A review by the Financial Conduct Authority (FCA) found a "significant proportion" of consumer credit firms had issues including high-risk financial incentives and/or performance management practices likely to encourage high-pressure sales or collections.
It is proposing to tighten up guidance for consumer credit firms, which it said could improve the matching of credit products to customer needs, through better management of incentive-related risks.
The findings come at a time when Bank of England figures have been showing strong growth in consumer credit, prompting fears that some households could be in danger of over-stretching their borrowing amid the array of low interest rate deals currently available.
The Bank's Prudential Regulation Authority (PRA) said on Tuesday that it was "requesting evidence from all firms with material exposures to consumer credit" of how they are protected against risks of consumer arrears.
The FCA said that at the end of 2016, households owed £193 billion in consumer credit debt, reflecting a 36% increase in consumer credit net lending between 2012 and 2016.
It said the way staff are paid and managed may influence how they behave with customers.
The way staff are incentivised could potentially increase the risk that customers may suffer a variety of forms of detriment, including being given inaccurate or misleading information on the costs, benefits or features of credit products, or being pressured to take out inappropriate or unaffordable products.
Potential risks could also come from firms not treating customers in default or in arrears difficulties with forbearance and due consideration, including collections staff pressuring them into paying unreasonably large amounts.
The FCA's review, which included catalogue and internet shopping firms, hire purchase firms, debt collectors, credit brokers and store/credit card providers among others, looked at the controls placed on staff working in sales and collection roles.
The FCA said risks arising from incentive schemes arose primarily where staff earned bonus or commission payments based on the volume or value of sales or collections.
Factors that could raise the risks included schemes where commission accounted for the bulk of customer-facing staff's pay, different rates of commission applying to different products and the rate of commission varying depending on reaching certain targets.
It found examples of good practice, where firms had incentivised staff to act in the interests of their customers, or had put in place effective controls to manage the risks from their incentive schemes and performance management.
But the FCA also said: "However, too many of the firms in our sample had high-risk elements in their incentive schemes and had either not recognised the risks these posed to customers, or had not taken sufficient steps to manage those risks."
The FCA is now consulting on a package of rules and guidance to help consumer credit firms identify and manage their risks effectively.
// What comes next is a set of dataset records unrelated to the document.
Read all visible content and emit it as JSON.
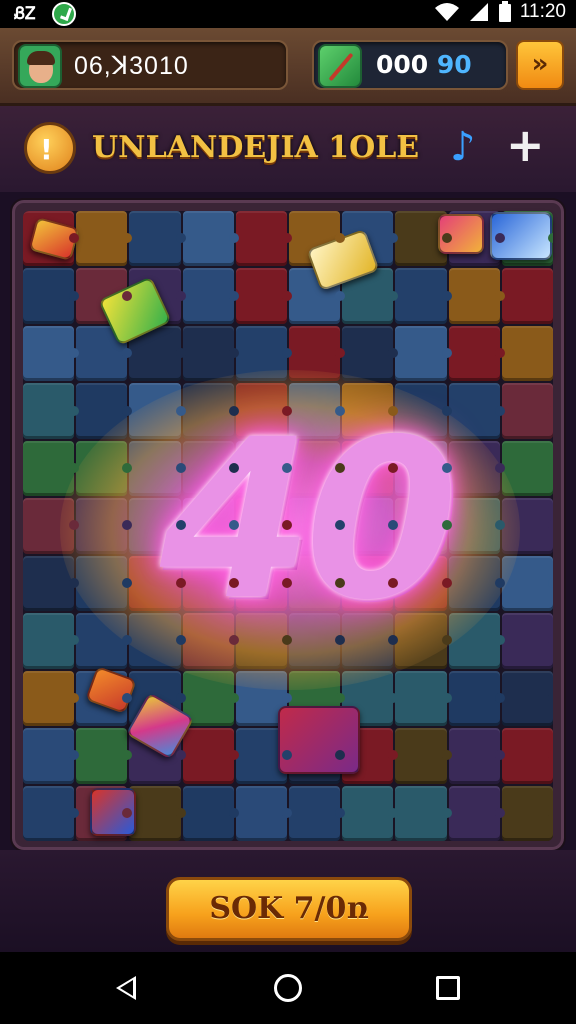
{
  "status_bar": {
    "badge": "ᏰᏃ",
    "time": "11:20"
  },
  "hud": {
    "player_score": "06,ꓘ3010",
    "coin_value_main": "000",
    "coin_value_accent": "90",
    "skip_icon": "double-chevron-right-icon"
  },
  "title_row": {
    "title": "UNLANDEJIA 1OLE",
    "info_icon_glyph": "i"
  },
  "popup": {
    "score_text": "40"
  },
  "action_button": {
    "label": "SOK 7/0ռ"
  },
  "colors": {
    "popup_glow": "#ff6ee8",
    "button_gold": "#f7a11c",
    "title_gold": "#f2c143"
  }
}
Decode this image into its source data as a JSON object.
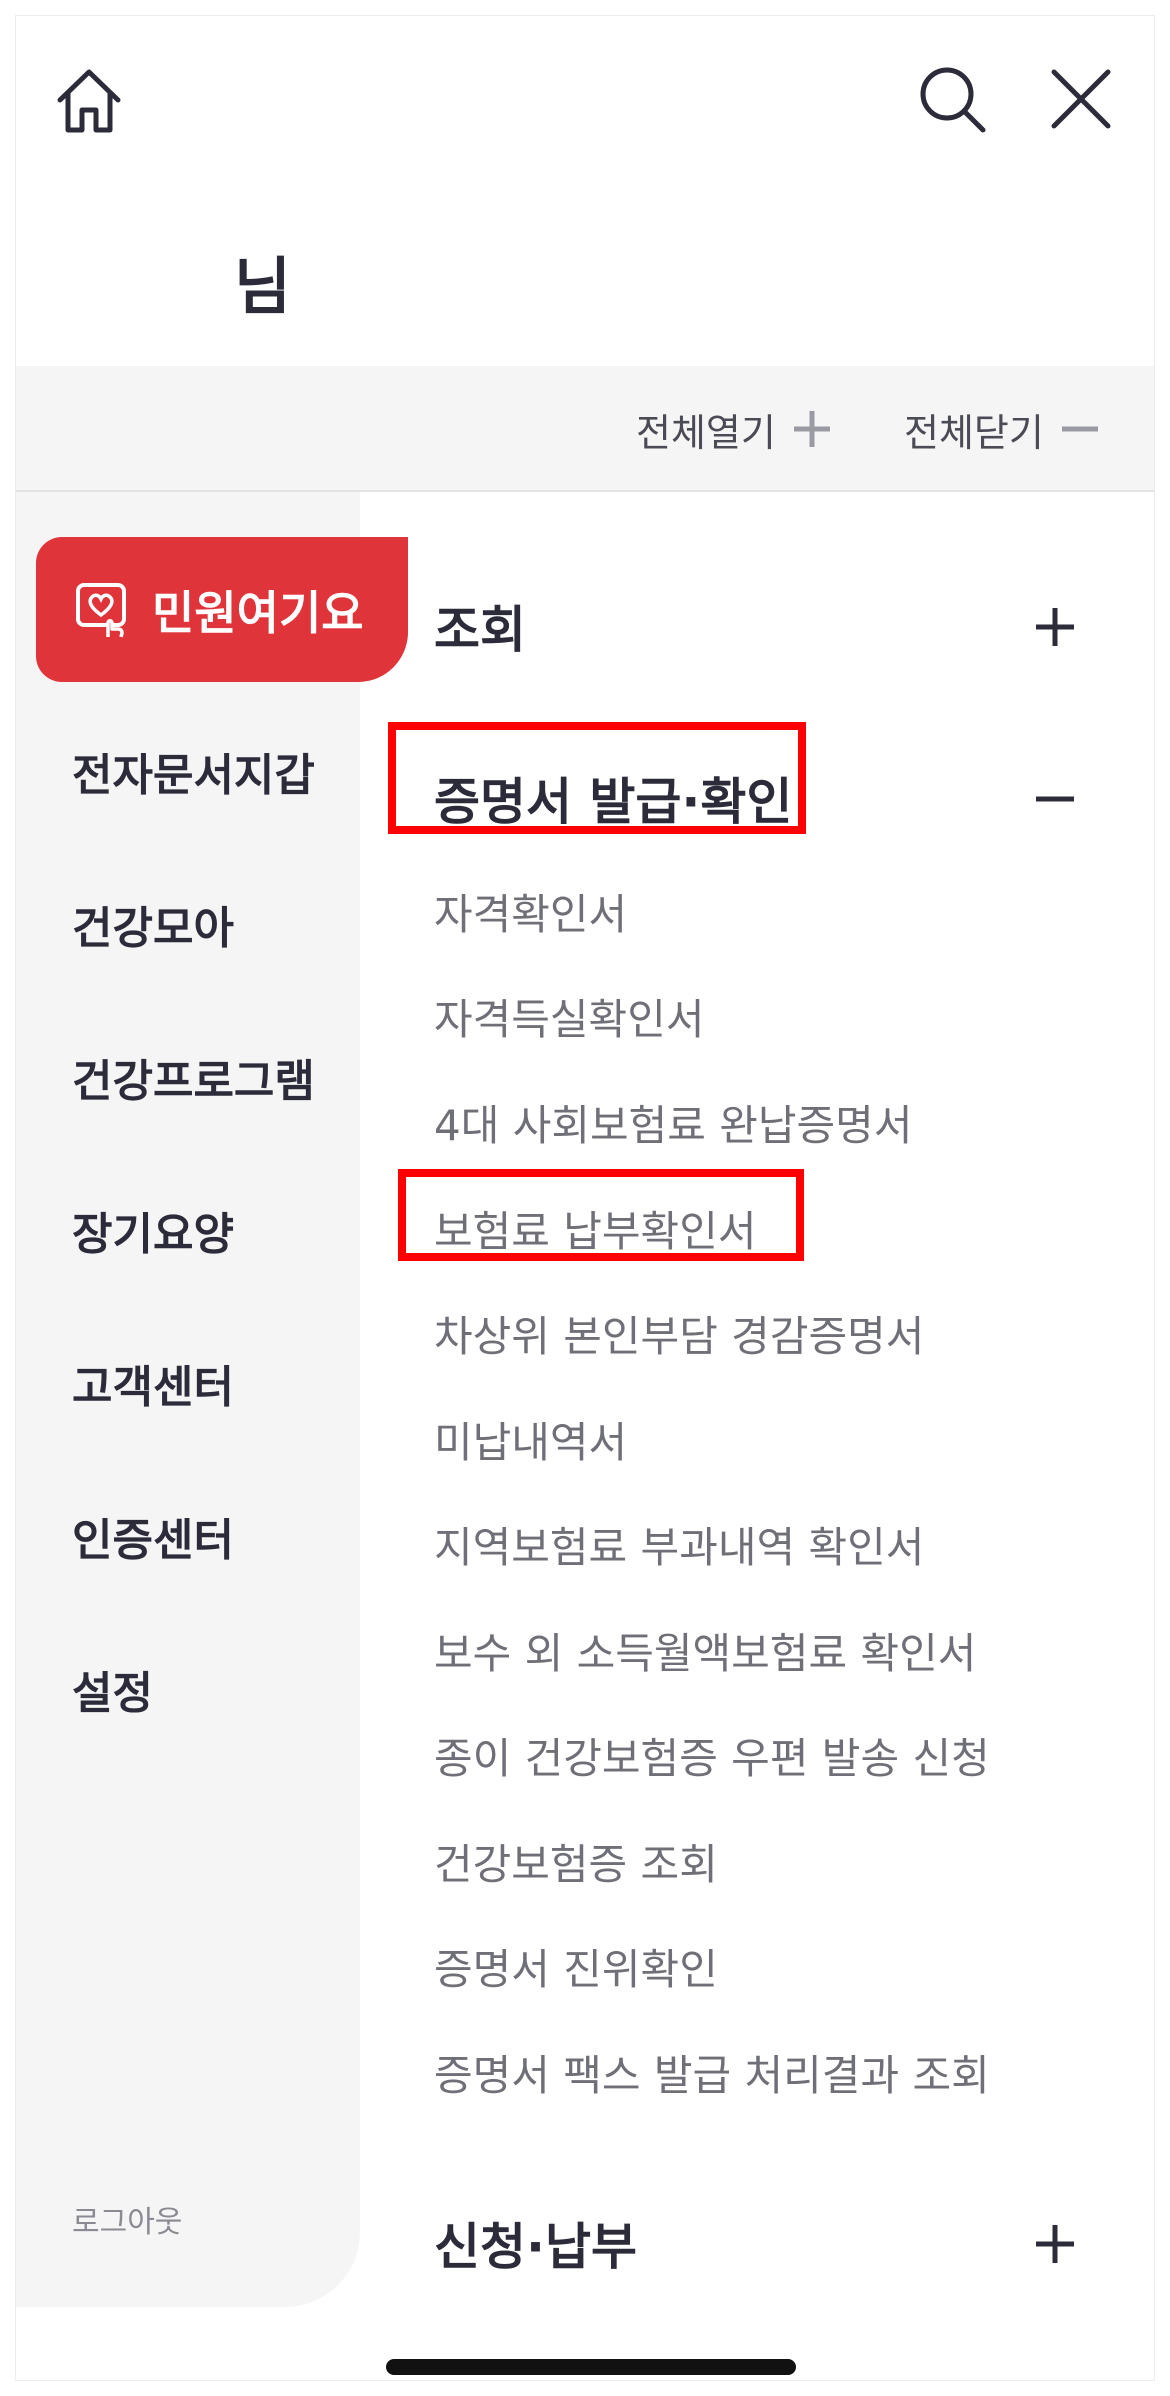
{
  "header": {
    "home_icon": "home-icon",
    "search_icon": "search-icon",
    "close_icon": "close-icon",
    "user_name": "님"
  },
  "toolbar": {
    "expand_all": "전체열기",
    "collapse_all": "전체닫기"
  },
  "sidebar": {
    "active": {
      "label": "민원여기요",
      "icon": "heart-hand-icon"
    },
    "items": [
      {
        "label": "전자문서지갑"
      },
      {
        "label": "건강모아"
      },
      {
        "label": "건강프로그램"
      },
      {
        "label": "장기요양"
      },
      {
        "label": "고객센터"
      },
      {
        "label": "인증센터"
      },
      {
        "label": "설정"
      }
    ],
    "logout": "로그아웃"
  },
  "content": {
    "sections": [
      {
        "title": "조회",
        "state": "collapsed"
      },
      {
        "title": "증명서 발급·확인",
        "state": "expanded",
        "items": [
          "자격확인서",
          "자격득실확인서",
          "4대 사회보험료 완납증명서",
          "보험료 납부확인서",
          "차상위 본인부담 경감증명서",
          "미납내역서",
          "지역보험료 부과내역 확인서",
          "보수 외 소득월액보험료 확인서",
          "종이 건강보험증 우편 발송 신청",
          "건강보험증 조회",
          "증명서 진위확인",
          "증명서 팩스 발급 처리결과 조회"
        ]
      },
      {
        "title": "신청·납부",
        "state": "collapsed"
      }
    ]
  },
  "colors": {
    "accent": "#e0343b",
    "highlight_box": "#ff0000",
    "sidebar_bg": "#f5f5f6",
    "text_dark": "#2b2b3a",
    "text_muted": "#6f6f78"
  }
}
Feedback should be received by October 4. It is also providing examples of good practice for firms to help them ensure they have robust approaches to risk management.
Jonathan Davidson, the FCA's executive director of supervision - retail and authorisations, said: "The way firms pay and manage the performance of their staff is a key driver of culture and customer outcomes, and a continuing priority for the FCA.
"We expect firms to understand the effects their staff incentives might be having."